/---

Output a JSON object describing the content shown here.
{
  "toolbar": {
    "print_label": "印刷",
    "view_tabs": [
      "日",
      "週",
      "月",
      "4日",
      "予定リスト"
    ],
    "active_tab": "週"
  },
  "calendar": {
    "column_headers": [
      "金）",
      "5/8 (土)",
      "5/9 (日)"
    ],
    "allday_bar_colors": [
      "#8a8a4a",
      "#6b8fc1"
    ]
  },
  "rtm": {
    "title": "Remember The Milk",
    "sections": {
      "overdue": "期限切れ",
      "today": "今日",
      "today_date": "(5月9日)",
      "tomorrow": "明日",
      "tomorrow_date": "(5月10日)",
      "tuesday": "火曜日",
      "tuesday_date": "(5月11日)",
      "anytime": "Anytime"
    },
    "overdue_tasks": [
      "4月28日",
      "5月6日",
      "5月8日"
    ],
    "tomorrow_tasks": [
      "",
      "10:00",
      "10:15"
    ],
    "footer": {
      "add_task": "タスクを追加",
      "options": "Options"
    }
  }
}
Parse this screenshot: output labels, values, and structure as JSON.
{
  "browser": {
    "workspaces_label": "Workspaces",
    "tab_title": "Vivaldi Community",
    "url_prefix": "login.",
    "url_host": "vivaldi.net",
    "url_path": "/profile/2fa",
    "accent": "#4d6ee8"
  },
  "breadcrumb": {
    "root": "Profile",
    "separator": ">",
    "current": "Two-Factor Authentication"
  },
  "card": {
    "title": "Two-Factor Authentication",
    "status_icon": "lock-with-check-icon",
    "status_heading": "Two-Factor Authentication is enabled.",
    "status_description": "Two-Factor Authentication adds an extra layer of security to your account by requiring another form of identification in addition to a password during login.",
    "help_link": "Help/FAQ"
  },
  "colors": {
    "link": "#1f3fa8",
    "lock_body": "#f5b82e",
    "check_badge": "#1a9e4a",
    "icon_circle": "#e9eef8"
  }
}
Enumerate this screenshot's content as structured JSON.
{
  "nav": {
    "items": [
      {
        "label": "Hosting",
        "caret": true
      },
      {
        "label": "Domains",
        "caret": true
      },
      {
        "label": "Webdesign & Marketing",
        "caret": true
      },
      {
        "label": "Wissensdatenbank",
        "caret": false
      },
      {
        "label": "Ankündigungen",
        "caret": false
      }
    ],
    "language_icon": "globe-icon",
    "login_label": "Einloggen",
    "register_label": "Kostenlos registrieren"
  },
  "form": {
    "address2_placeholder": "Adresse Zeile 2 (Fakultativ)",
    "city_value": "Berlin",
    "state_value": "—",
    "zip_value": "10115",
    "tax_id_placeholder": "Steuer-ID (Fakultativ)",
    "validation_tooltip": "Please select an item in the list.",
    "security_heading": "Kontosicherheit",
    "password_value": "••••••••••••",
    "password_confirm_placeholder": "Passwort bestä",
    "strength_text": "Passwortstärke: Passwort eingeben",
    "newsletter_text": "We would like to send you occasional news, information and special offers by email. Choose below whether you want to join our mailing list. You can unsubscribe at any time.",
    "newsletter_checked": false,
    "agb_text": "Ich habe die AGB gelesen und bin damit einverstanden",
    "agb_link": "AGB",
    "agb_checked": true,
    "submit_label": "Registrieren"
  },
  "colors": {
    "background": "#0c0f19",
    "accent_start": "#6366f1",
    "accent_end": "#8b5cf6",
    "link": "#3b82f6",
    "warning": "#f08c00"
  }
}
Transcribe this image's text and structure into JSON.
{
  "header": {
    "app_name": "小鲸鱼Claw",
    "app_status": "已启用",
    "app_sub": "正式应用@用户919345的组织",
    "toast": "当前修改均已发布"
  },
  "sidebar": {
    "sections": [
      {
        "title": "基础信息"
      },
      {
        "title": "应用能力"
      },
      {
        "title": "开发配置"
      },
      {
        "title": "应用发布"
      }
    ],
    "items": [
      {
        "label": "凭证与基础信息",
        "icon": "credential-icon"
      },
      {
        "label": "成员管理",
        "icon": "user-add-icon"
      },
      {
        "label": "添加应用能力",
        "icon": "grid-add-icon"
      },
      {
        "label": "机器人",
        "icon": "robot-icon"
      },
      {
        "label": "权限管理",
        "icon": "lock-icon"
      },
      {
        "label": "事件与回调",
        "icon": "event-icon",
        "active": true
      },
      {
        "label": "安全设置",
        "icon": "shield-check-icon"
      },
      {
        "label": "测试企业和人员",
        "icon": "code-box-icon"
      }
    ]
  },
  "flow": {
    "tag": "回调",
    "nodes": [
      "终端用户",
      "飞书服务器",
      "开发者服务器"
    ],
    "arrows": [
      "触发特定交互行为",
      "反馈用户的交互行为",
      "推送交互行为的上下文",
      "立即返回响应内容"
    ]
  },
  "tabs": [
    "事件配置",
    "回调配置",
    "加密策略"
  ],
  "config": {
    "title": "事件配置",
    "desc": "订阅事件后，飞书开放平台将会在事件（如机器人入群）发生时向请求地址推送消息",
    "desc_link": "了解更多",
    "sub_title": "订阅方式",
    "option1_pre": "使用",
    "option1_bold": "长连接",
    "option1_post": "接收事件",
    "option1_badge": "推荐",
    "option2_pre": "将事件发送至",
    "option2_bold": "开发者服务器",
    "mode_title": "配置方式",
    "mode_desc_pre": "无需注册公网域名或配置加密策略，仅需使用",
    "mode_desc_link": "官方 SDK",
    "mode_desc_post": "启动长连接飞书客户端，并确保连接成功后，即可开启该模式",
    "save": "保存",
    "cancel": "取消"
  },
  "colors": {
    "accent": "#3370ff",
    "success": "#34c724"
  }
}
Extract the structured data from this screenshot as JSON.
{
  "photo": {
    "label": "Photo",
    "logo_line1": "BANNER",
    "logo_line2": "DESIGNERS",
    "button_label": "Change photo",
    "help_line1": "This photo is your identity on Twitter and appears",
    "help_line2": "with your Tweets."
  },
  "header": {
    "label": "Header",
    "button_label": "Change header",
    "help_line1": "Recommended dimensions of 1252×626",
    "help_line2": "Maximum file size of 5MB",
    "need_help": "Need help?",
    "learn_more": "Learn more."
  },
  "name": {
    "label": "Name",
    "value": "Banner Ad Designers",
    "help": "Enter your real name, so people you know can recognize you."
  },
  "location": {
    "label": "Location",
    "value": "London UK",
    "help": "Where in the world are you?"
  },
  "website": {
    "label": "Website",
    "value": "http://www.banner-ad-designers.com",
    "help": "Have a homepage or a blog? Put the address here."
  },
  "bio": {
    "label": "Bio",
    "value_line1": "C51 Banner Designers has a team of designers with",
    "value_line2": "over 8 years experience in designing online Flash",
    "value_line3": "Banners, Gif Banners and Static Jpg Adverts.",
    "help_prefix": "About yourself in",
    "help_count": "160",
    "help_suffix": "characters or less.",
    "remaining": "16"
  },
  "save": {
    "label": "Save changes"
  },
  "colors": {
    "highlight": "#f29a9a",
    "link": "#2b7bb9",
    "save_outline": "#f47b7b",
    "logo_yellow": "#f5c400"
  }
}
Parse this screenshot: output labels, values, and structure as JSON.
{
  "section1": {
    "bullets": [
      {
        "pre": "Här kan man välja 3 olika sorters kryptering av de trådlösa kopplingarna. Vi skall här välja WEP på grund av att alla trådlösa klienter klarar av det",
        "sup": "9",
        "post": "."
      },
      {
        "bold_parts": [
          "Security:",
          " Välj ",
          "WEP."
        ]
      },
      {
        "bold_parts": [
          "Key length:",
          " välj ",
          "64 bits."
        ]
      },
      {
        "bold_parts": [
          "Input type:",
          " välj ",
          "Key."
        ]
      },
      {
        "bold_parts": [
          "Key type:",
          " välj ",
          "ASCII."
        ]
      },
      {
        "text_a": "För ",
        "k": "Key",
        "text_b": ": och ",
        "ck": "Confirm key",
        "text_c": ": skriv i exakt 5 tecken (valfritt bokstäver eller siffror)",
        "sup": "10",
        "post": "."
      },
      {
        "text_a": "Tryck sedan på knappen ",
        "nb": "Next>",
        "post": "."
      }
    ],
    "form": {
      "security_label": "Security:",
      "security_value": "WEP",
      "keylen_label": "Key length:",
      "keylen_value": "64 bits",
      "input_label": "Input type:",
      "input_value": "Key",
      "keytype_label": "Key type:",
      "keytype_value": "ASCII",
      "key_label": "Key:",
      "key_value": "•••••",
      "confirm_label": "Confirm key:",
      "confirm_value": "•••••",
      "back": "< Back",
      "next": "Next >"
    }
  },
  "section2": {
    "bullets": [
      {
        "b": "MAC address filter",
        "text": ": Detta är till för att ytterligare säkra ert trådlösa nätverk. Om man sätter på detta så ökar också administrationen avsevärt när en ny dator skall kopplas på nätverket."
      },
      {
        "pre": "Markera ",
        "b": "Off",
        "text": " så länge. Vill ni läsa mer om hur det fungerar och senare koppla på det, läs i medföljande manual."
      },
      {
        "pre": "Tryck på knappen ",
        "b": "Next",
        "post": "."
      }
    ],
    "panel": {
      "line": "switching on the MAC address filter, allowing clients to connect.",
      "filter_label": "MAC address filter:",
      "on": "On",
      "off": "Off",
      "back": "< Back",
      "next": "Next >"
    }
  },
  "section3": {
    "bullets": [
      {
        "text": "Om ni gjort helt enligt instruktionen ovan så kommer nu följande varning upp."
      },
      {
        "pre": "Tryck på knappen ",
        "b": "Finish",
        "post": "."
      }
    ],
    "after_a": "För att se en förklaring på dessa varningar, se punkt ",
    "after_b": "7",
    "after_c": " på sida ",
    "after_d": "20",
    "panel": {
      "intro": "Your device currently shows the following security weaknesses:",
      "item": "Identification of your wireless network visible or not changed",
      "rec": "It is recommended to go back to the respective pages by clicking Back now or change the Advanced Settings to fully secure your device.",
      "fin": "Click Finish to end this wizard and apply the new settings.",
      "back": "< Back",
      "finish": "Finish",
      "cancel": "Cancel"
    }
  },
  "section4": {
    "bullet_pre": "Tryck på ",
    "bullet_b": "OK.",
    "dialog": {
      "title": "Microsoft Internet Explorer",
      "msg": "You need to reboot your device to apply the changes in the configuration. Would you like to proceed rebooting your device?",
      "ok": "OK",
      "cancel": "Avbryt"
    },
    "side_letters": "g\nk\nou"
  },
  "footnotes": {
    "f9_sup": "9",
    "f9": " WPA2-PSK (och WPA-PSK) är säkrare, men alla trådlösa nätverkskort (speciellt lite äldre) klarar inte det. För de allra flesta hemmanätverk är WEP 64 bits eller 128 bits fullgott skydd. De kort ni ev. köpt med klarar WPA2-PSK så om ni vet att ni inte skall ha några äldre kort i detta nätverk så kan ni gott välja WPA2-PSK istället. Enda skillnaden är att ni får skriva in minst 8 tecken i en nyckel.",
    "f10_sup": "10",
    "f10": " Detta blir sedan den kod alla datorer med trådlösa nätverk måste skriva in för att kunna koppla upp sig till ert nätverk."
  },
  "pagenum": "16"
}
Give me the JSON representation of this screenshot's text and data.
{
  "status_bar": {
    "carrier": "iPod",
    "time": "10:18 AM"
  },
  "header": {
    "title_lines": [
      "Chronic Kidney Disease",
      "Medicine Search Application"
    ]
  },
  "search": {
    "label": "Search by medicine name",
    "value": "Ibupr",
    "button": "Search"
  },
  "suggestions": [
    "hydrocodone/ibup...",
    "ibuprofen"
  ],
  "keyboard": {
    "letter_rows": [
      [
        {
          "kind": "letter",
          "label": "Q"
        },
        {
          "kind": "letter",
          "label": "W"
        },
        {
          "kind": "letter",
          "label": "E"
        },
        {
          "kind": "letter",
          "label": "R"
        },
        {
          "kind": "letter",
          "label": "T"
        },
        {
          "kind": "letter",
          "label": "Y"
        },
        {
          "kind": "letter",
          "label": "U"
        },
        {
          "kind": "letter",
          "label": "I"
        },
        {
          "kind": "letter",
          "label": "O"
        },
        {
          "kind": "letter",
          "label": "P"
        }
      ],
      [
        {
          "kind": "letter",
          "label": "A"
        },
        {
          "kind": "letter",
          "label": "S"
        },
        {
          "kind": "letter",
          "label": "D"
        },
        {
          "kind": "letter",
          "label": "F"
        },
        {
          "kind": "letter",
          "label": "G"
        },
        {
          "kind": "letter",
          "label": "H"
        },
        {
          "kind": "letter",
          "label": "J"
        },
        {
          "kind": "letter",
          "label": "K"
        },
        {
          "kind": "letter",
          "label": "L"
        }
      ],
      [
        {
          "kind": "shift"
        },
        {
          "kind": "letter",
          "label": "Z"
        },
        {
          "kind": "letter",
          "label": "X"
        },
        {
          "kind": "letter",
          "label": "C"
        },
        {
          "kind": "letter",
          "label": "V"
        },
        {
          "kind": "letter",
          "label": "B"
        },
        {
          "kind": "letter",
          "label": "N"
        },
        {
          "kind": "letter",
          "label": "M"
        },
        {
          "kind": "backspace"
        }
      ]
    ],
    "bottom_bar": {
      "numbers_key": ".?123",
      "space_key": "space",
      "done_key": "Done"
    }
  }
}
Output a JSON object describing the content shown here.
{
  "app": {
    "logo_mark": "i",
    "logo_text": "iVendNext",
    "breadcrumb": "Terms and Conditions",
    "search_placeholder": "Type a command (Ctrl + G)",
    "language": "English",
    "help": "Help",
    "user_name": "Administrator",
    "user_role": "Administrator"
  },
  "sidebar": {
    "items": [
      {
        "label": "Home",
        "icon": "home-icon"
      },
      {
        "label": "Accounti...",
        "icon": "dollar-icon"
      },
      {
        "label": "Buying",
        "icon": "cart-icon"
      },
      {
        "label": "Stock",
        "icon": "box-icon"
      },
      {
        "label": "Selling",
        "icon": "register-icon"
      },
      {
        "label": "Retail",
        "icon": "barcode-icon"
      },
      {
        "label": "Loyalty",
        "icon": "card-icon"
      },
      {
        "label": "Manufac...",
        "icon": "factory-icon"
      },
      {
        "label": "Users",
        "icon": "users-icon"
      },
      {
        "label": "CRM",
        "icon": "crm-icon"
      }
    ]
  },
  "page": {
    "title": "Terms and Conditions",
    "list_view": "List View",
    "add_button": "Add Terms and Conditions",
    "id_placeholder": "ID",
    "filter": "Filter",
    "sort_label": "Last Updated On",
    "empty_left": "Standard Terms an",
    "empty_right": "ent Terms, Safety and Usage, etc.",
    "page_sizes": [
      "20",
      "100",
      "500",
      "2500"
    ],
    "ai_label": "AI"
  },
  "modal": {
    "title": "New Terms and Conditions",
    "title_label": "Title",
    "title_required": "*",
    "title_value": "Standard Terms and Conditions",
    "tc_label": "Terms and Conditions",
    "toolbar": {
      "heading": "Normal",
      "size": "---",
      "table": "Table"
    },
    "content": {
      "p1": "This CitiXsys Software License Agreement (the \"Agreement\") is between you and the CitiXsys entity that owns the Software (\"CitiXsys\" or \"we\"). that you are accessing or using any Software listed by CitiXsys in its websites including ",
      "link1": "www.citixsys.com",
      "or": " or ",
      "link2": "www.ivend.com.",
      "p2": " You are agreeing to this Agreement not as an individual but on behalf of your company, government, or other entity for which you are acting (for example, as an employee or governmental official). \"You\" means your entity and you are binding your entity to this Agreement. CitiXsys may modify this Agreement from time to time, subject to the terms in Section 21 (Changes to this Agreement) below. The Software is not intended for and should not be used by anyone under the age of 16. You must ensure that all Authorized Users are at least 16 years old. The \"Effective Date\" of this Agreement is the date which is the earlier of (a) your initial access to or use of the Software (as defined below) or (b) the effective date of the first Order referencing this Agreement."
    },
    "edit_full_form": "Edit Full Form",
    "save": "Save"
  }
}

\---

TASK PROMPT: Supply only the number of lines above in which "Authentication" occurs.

FINAL ANSWER: 4